Below are some entries. Copy each line in them that holds "value".

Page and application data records
________________________________________

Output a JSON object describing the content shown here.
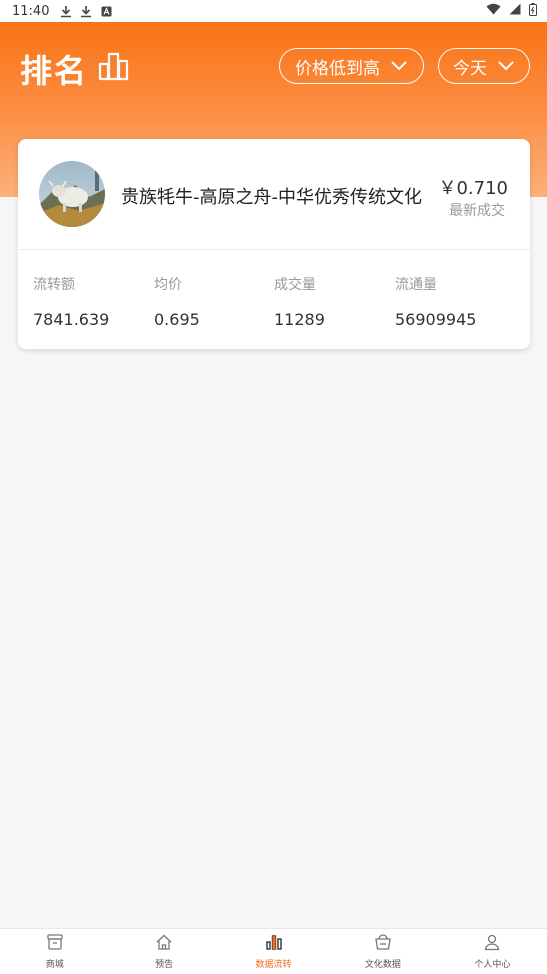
{
  "status_bar": {
    "time": "11:40",
    "icons": [
      "download-icon",
      "download-icon",
      "app-icon"
    ],
    "right_icons": [
      "wifi-icon",
      "signal-icon",
      "battery-icon"
    ]
  },
  "header": {
    "title": "排名",
    "sort_filter": "价格低到高",
    "date_filter": "今天"
  },
  "card": {
    "name": "贵族牦牛-高原之舟-中华优秀传统文化",
    "price": "￥0.710",
    "price_label": "最新成交",
    "stats": [
      {
        "label": "流转额",
        "value": "7841.639"
      },
      {
        "label": "均价",
        "value": "0.695"
      },
      {
        "label": "成交量",
        "value": "11289"
      },
      {
        "label": "流通量",
        "value": "56909945"
      }
    ]
  },
  "tabs": [
    {
      "label": "商城",
      "icon": "shop-icon"
    },
    {
      "label": "预告",
      "icon": "home-icon"
    },
    {
      "label": "数据流转",
      "icon": "bar-chart-icon"
    },
    {
      "label": "文化数据",
      "icon": "basket-icon"
    },
    {
      "label": "个人中心",
      "icon": "user-icon"
    }
  ],
  "colors": {
    "accent": "#f36b21",
    "header_gradient_top": "#f97316",
    "header_gradient_bottom": "#fdb07a"
  }
}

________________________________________

» EXERCISE SOLUTION:
        "value": "7841.639"
        "value": "0.695"
        "value": "11289"
        "value": "56909945"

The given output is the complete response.